When Jim Benning called Jalen Chatfield a cross between former-Canucks defenders Troy Stecher and Chris Tanev this summer, many fans rolled their eyes.
Chatfield had just been re-signed by the squad, yet he had never seen the ice at the NHL-level and was seemingly stuck in a glut of defencemen at the bottom of the lineup with Brogan Rafferty, Olli Juolevi, and Jack Rathbone. Juolevi was the favourite to take hold of the final spot on the third D-pairing and for the first few games of the season that was exactly what happened.
However, since then we have seen a shift in the hierarchy among the defence, and the undrafted Chatfield has entrenched himself as a regular while Juolevi — the former top-five pick — has found himself reduced to a healthy scratch. Why has this happened and what does it mean for the team moving forward? Let’s take a closer look:
Juolevi’s Deployment and the Ripple Effect
The biggest issue that Juolevi faces on his path to becoming an NHL regular boils down to one word: trust.
His ice-time is very carefully managed so that he only faces weaker competition, mostly the other team’s third and fourth lines. Credit to Juolevi that he has performed solidly in these matchups, but when he is forced into tougher situations it’s clear — through both the numbers and the film — that his flaws get exposed.
The largest knock against Juolevi has remained his agility and foot speed and those deficiencies often get exposed when he’s forced to turn quickly, such as when facing an oncoming winger on the rush like this play against Elias Lindholm which leads to a chance for the Flames.
— Cody Taxivertsquad (@CodySevertson) January 19, 2021
While every defender on the Canucks has struggled at some point this season, it’s been especially bad for Juolevi who has a 42.46 xGF% at 5-on-5, the lowest expected goals percentage of any defencemen on the team. Juolevi doesn’t push play forward enough for it to be worth having to coddle his ice-time, especially when you consider the ripple effect that having Juolevi in the lineup causes.
If Juolevi is always facing the weaker opponents, someone has to face the opponent’s top lines, and his presence over-extends the D-group. It puts the Canucks in situations where players like Alexander Edler have to play huge chunks of minutes, or Quinn Hughes has to take on tougher matchups that limit his offensive potential.
This article isn’t supposed to be a critique of Juolevi and I don’t want to be overly harsh on him, as he has shown good qualities for a rookie defenceman. But now let’s take a look at what Jalen Chatfield brings to the table and why coach Travis Green has shown much more confidence and trust in the undrafted 24-year-old.

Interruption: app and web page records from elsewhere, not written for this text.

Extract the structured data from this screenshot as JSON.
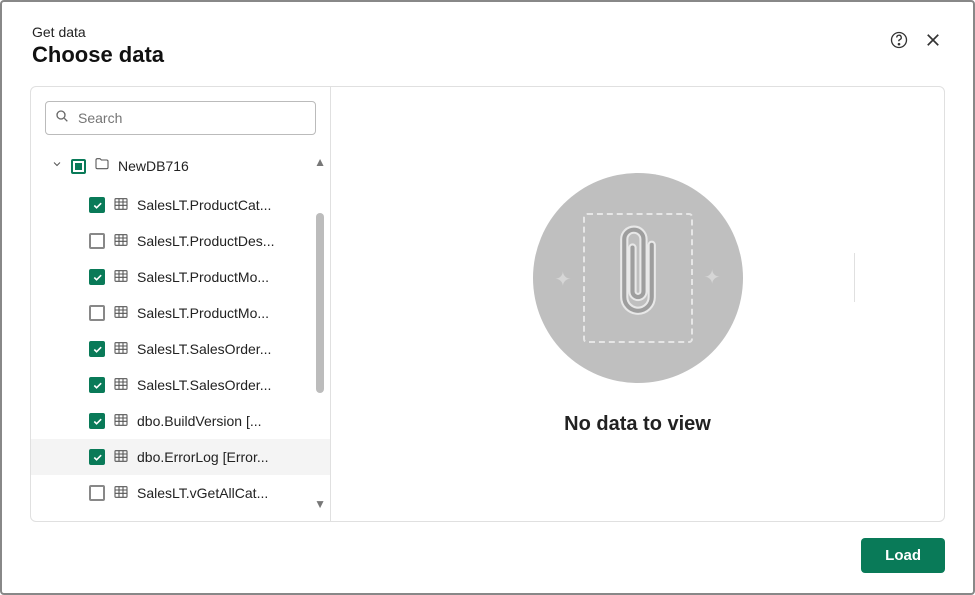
{
  "header": {
    "subtitle": "Get data",
    "title": "Choose data"
  },
  "search": {
    "placeholder": "Search",
    "value": ""
  },
  "tree": {
    "database_name": "NewDB716",
    "items": [
      {
        "label": "SalesLT.ProductCat...",
        "checked": true
      },
      {
        "label": "SalesLT.ProductDes...",
        "checked": false
      },
      {
        "label": "SalesLT.ProductMo...",
        "checked": true
      },
      {
        "label": "SalesLT.ProductMo...",
        "checked": false
      },
      {
        "label": "SalesLT.SalesOrder...",
        "checked": true
      },
      {
        "label": "SalesLT.SalesOrder...",
        "checked": true
      },
      {
        "label": "dbo.BuildVersion [...",
        "checked": true
      },
      {
        "label": "dbo.ErrorLog [Error...",
        "checked": true,
        "hover": true
      },
      {
        "label": "SalesLT.vGetAllCat...",
        "checked": false
      }
    ]
  },
  "main": {
    "empty_text": "No data to view"
  },
  "footer": {
    "load_label": "Load"
  },
  "colors": {
    "accent": "#097a58"
  }
}
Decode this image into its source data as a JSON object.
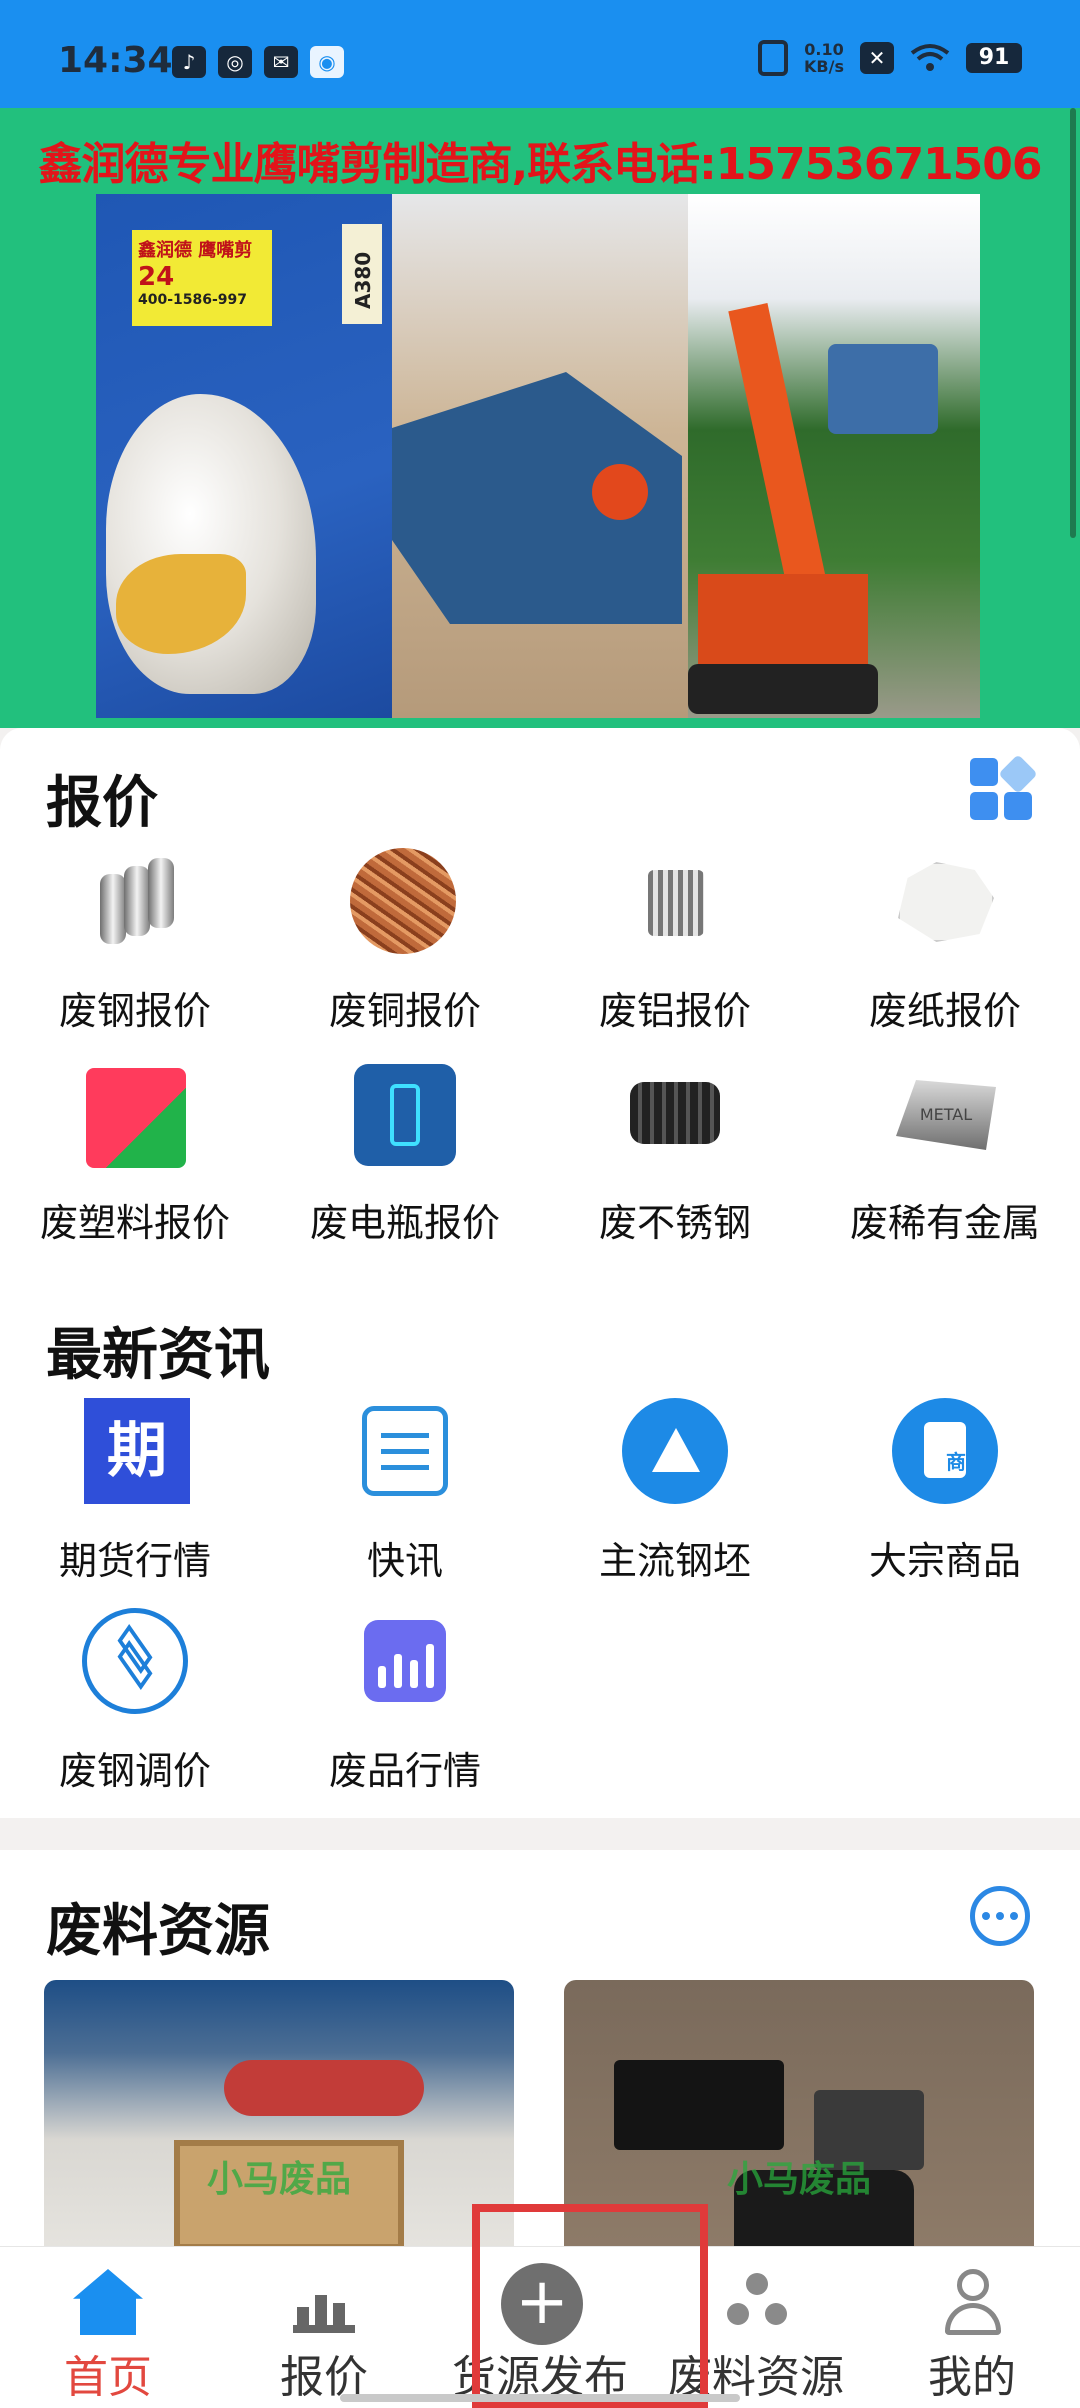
{
  "status_bar": {
    "time": "14:34",
    "net_speed_value": "0.10",
    "net_speed_unit": "KB/s",
    "battery": "91",
    "apps": [
      "tiktok-icon",
      "app-icon",
      "mail-icon",
      "baidu-icon"
    ]
  },
  "banner": {
    "headline": "鑫润德专业鹰嘴剪制造商,联系电话:15753671506",
    "sticker_text": "鑫润德 鹰嘴剪",
    "sticker_number": "24",
    "sticker_phone": "400-1586-997",
    "tag_text": "A380",
    "page_count": 2,
    "active_page": 2
  },
  "quotes": {
    "title": "报价",
    "items": [
      {
        "label": "废钢报价",
        "icon": "steel-pipes-icon"
      },
      {
        "label": "废铜报价",
        "icon": "copper-wire-icon"
      },
      {
        "label": "废铝报价",
        "icon": "aluminum-can-icon"
      },
      {
        "label": "废纸报价",
        "icon": "crumpled-paper-icon"
      },
      {
        "label": "废塑料报价",
        "icon": "plastic-icon"
      },
      {
        "label": "废电瓶报价",
        "icon": "battery-icon"
      },
      {
        "label": "废不锈钢",
        "icon": "stainless-parts-icon"
      },
      {
        "label": "废稀有金属",
        "icon": "metal-ingot-icon"
      }
    ]
  },
  "news": {
    "title": "最新资讯",
    "items": [
      {
        "label": "期货行情",
        "icon": "futures-icon",
        "glyph": "期"
      },
      {
        "label": "快讯",
        "icon": "news-flash-icon"
      },
      {
        "label": "主流钢坯",
        "icon": "steel-billet-icon"
      },
      {
        "label": "大宗商品",
        "icon": "commodity-icon",
        "glyph": "商"
      },
      {
        "label": "废钢调价",
        "icon": "layers-icon"
      },
      {
        "label": "废品行情",
        "icon": "bar-chart-icon"
      }
    ]
  },
  "resources": {
    "title": "废料资源",
    "watermark": "小马废品",
    "ingot_text": "METAL"
  },
  "nav": {
    "items": [
      {
        "label": "首页",
        "icon": "home-icon",
        "active": true
      },
      {
        "label": "报价",
        "icon": "chart-icon",
        "active": false
      },
      {
        "label": "货源发布",
        "icon": "plus-circle-icon",
        "active": false
      },
      {
        "label": "废料资源",
        "icon": "group-icon",
        "active": false
      },
      {
        "label": "我的",
        "icon": "user-icon",
        "active": false
      }
    ]
  },
  "colors": {
    "status_bar": "#1a8ff0",
    "banner_bg": "#22c07d",
    "banner_text": "#e3141a",
    "nav_active": "#e2483f",
    "highlight": "#e03a3a"
  }
}
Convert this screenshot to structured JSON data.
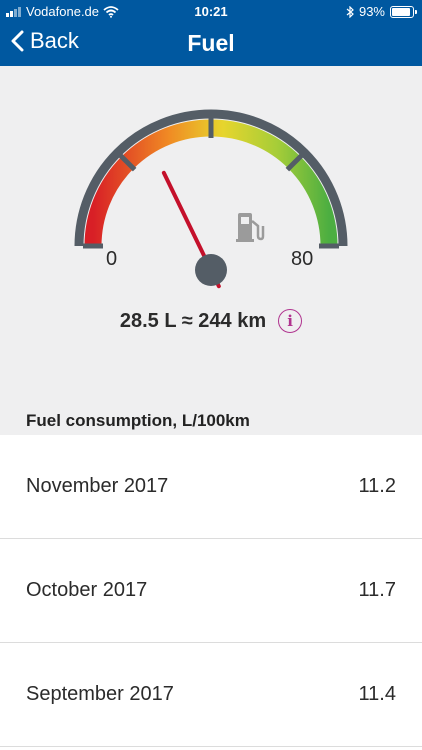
{
  "status_bar": {
    "carrier": "Vodafone.de",
    "time": "10:21",
    "battery": "93%"
  },
  "nav": {
    "back_label": "Back",
    "title": "Fuel"
  },
  "gauge": {
    "min_label": "0",
    "max_label": "80",
    "value_liters": 28.5,
    "reading": "28.5 L ≈ 244 km"
  },
  "consumption": {
    "title": "Fuel consumption, L/100km",
    "rows": [
      {
        "month": "November 2017",
        "value": "11.2"
      },
      {
        "month": "October 2017",
        "value": "11.7"
      },
      {
        "month": "September 2017",
        "value": "11.4"
      }
    ]
  },
  "colors": {
    "header": "#0058a0",
    "gauge_frame": "#545d66",
    "needle": "#c4102b",
    "info_accent": "#b0348f"
  }
}
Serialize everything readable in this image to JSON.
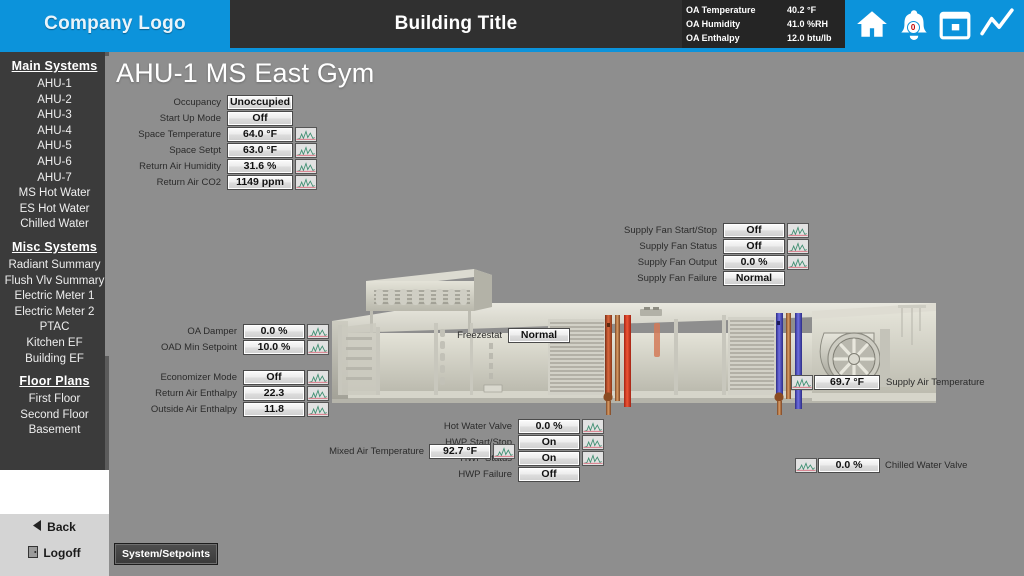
{
  "header": {
    "logo": "Company Logo",
    "building_title": "Building Title",
    "oa": [
      {
        "label": "OA Temperature",
        "value": "40.2 °F"
      },
      {
        "label": "OA Humidity",
        "value": "41.0 %RH"
      },
      {
        "label": "OA Enthalpy",
        "value": "12.0 btu/lb"
      }
    ],
    "icons": {
      "home": "home-icon",
      "alarm": "alarm-bell-icon",
      "alarm_count": "0",
      "calendar": "calendar-icon",
      "trend": "trend-chart-icon"
    },
    "accent_color": "#0c93db",
    "title_bg": "#303030"
  },
  "sidebar": {
    "groups": [
      {
        "heading": "Main Systems",
        "items": [
          "AHU-1",
          "AHU-2",
          "AHU-3",
          "AHU-4",
          "AHU-5",
          "AHU-6",
          "AHU-7",
          "MS Hot Water",
          "ES Hot Water",
          "Chilled Water"
        ]
      },
      {
        "heading": "Misc Systems",
        "items": [
          "Radiant Summary",
          "Flush Vlv Summary",
          "Electric Meter 1",
          "Electric Meter 2",
          "PTAC",
          "Kitchen EF",
          "Building EF"
        ]
      },
      {
        "heading": "Floor Plans",
        "items": [
          "First Floor",
          "Second Floor",
          "Basement"
        ]
      }
    ],
    "footer": {
      "back": "Back",
      "logoff": "Logoff"
    }
  },
  "main": {
    "page_title": "AHU-1 MS East Gym",
    "bottom_button": "System/Setpoints",
    "status_panel": [
      {
        "label": "Occupancy",
        "value": "Unoccupied",
        "trend": false
      },
      {
        "label": "Start Up Mode",
        "value": "Off",
        "trend": false
      },
      {
        "label": "Space Temperature",
        "value": "64.0 °F",
        "trend": true
      },
      {
        "label": "Space Setpt",
        "value": "63.0 °F",
        "trend": true
      },
      {
        "label": "Return Air Humidity",
        "value": "31.6 %",
        "trend": true
      },
      {
        "label": "Return Air CO2",
        "value": "1149 ppm",
        "trend": true
      }
    ],
    "supply_fan_panel": [
      {
        "label": "Supply Fan Start/Stop",
        "value": "Off",
        "trend": true
      },
      {
        "label": "Supply Fan Status",
        "value": "Off",
        "trend": true
      },
      {
        "label": "Supply Fan Output",
        "value": "0.0 %",
        "trend": true
      },
      {
        "label": "Supply Fan Failure",
        "value": "Normal",
        "trend": false
      }
    ],
    "damper_panel": [
      {
        "label": "OA Damper",
        "value": "0.0 %",
        "trend": true
      },
      {
        "label": "OAD Min Setpoint",
        "value": "10.0 %",
        "trend": true
      }
    ],
    "economizer_panel": [
      {
        "label": "Economizer Mode",
        "value": "Off",
        "trend": true
      },
      {
        "label": "Return Air Enthalpy",
        "value": "22.3",
        "trend": true
      },
      {
        "label": "Outside Air Enthalpy",
        "value": "11.8",
        "trend": true
      }
    ],
    "hot_water_panel": [
      {
        "label": "Hot Water Valve",
        "value": "0.0 %",
        "trend": true
      },
      {
        "label": "HWP Start/Stop",
        "value": "On",
        "trend": true
      },
      {
        "label": "HWP Status",
        "value": "On",
        "trend": true
      },
      {
        "label": "HWP Failure",
        "value": "Off",
        "trend": false
      }
    ],
    "freezestat": {
      "label": "Freezestat",
      "value": "Normal"
    },
    "mixed_air": {
      "label": "Mixed Air Temperature",
      "value": "92.7 °F"
    },
    "chilled_water_valve": {
      "label": "Chilled Water Valve",
      "value": "0.0 %"
    },
    "supply_air_temp": {
      "label": "Supply Air Temperature",
      "value": "69.7 °F"
    }
  }
}
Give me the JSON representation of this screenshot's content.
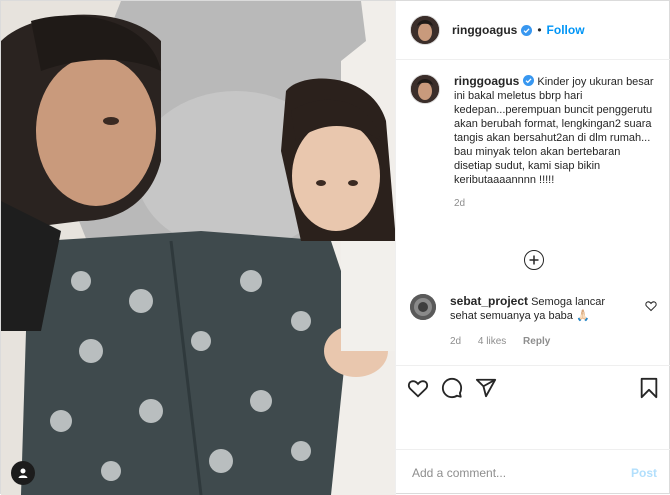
{
  "post": {
    "photo_alt": "",
    "author": {
      "username": "ringgoagus",
      "verified": true,
      "follow_label": "Follow",
      "separator": "•"
    },
    "caption": {
      "username": "ringgoagus",
      "text": "Kinder joy ukuran besar ini bakal meletus bbrp hari kedepan...perempuan buncit penggerutu akan berubah format, lengkingan2 suara tangis akan bersahut2an di dlm rumah... bau minyak telon akan bertebaran disetiap sudut, kami siap bikin keributaaaannnn !!!!!",
      "time": "2d"
    },
    "comments": [
      {
        "username": "sebat_project",
        "text": "Semoga lancar sehat semuanya ya baba 🙏🏻",
        "time": "2d",
        "likes": "4 likes",
        "reply_label": "Reply"
      }
    ],
    "add_comment": {
      "placeholder": "Add a comment...",
      "post_label": "Post"
    },
    "icons": {
      "like": "heart-icon",
      "comment": "comment-icon",
      "share": "share-icon",
      "save": "bookmark-icon",
      "more_comments": "plus-circle-icon",
      "verified": "verified-badge-icon",
      "user_tag": "user-tag-icon"
    },
    "colors": {
      "link": "#0095f6",
      "post_disabled": "#b2dffc",
      "secondary_text": "#8e8e8e",
      "border": "#dbdbdb"
    }
  }
}
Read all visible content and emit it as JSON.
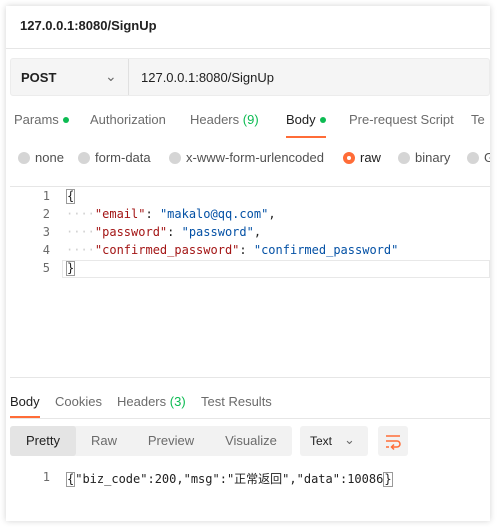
{
  "request": {
    "title": "127.0.0.1:8080/SignUp",
    "method": "POST",
    "url": "127.0.0.1:8080/SignUp"
  },
  "request_tabs": [
    {
      "label": "Params",
      "has_dot": true
    },
    {
      "label": "Authorization"
    },
    {
      "label": "Headers",
      "count": "(9)"
    },
    {
      "label": "Body",
      "has_dot": true,
      "active": true
    },
    {
      "label": "Pre-request Script"
    },
    {
      "label": "Te"
    }
  ],
  "body_types": [
    {
      "label": "none"
    },
    {
      "label": "form-data"
    },
    {
      "label": "x-www-form-urlencoded"
    },
    {
      "label": "raw",
      "selected": true
    },
    {
      "label": "binary"
    },
    {
      "label": "G"
    }
  ],
  "editor": {
    "lines": [
      {
        "num": "1",
        "text": "{"
      },
      {
        "num": "2",
        "key": "\"email\"",
        "sep": ": ",
        "value": "\"makalo@qq.com\"",
        "tail": ","
      },
      {
        "num": "3",
        "key": "\"password\"",
        "sep": ": ",
        "value": "\"password\"",
        "tail": ","
      },
      {
        "num": "4",
        "key": "\"confirmed_password\"",
        "sep": ": ",
        "value": "\"confirmed_password\"",
        "tail": ""
      },
      {
        "num": "5",
        "text": "}"
      }
    ]
  },
  "response_tabs": [
    {
      "label": "Body",
      "active": true
    },
    {
      "label": "Cookies"
    },
    {
      "label": "Headers",
      "count": "(3)"
    },
    {
      "label": "Test Results"
    }
  ],
  "view_modes": [
    {
      "label": "Pretty",
      "active": true
    },
    {
      "label": "Raw"
    },
    {
      "label": "Preview"
    },
    {
      "label": "Visualize"
    }
  ],
  "format": {
    "label": "Text"
  },
  "response": {
    "line_num": "1",
    "open": "{",
    "content": "\"biz_code\":200,\"msg\":\"正常返回\",\"data\":10086",
    "close": "}"
  },
  "colors": {
    "accent": "#ff6c37",
    "dot": "#0cbb52"
  },
  "icons": {
    "method_dropdown": "chevron-down-icon",
    "format_dropdown": "chevron-down-icon",
    "wrap": "wrap-lines-icon"
  }
}
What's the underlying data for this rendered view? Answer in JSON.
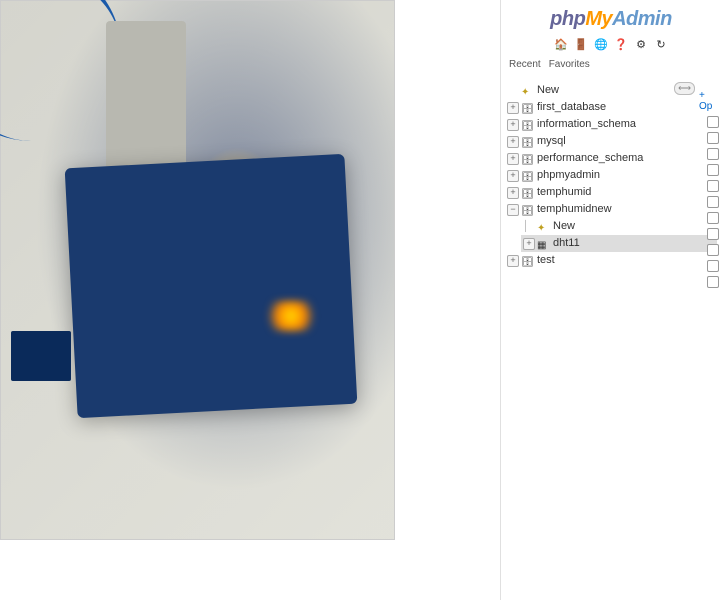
{
  "logo": {
    "php": "php",
    "my": "My",
    "admin": "Admin"
  },
  "toolbar_icons": [
    "home-icon",
    "logout-icon",
    "query-icon",
    "docs-icon",
    "settings-icon",
    "reload-icon"
  ],
  "tabs": {
    "recent": "Recent",
    "favorites": "Favorites"
  },
  "collapse_label": "⟷",
  "options_link": "+ Op",
  "tree": {
    "new_label": "New",
    "databases": [
      {
        "name": "first_database",
        "expanded": false
      },
      {
        "name": "information_schema",
        "expanded": false
      },
      {
        "name": "mysql",
        "expanded": false
      },
      {
        "name": "performance_schema",
        "expanded": false
      },
      {
        "name": "phpmyadmin",
        "expanded": false
      },
      {
        "name": "temphumid",
        "expanded": false
      },
      {
        "name": "temphumidnew",
        "expanded": true,
        "children_new": "New",
        "tables": [
          {
            "name": "dht11",
            "selected": true
          }
        ]
      },
      {
        "name": "test",
        "expanded": false
      }
    ]
  }
}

Jalen Chatfield’s Steady Performance
Jalen Chatfield finally made his NHL debut this season after spending time with the club in the past but never actually touching the ice. He has managed to carve out a role for himself pretty quickly and now will likely be a staple in the lineup moving forward as long as he is healthy.
He has done this by providing a steady presence for a Canucks’ lineup that has been in desperate need of one. He’s only allowing 0.99 GA/60 mins while on the ice at 5-on-5, the best mark of any Canucks defencemen (besides Jordie Benn) and has made several noticeable defensive plays to break up scoring chances such as this one below.
— Cody Taxivertsquad (@CodySevertson) January 21, 2021
Chatfield hasn’t done much offensively, but the Canucks have multiple defencemen who can push the offence and that hasn’t been the role asked of him.
In addition, it seems as if coach Green has no issue with playing Chatfield against everyone and anyone as the young defender was thrown to the wolves in his first NHL game, playing mostly against Tyler Toffoli and Jesperi Kotkaniemi. These matchups allow Hughes and Schmidt to have easier times and hopefully be able to exploit weaker opponents.
As we continue to move through this season both are sure to see many more games, but in your opinion who should be playing? Let us know in the comments below.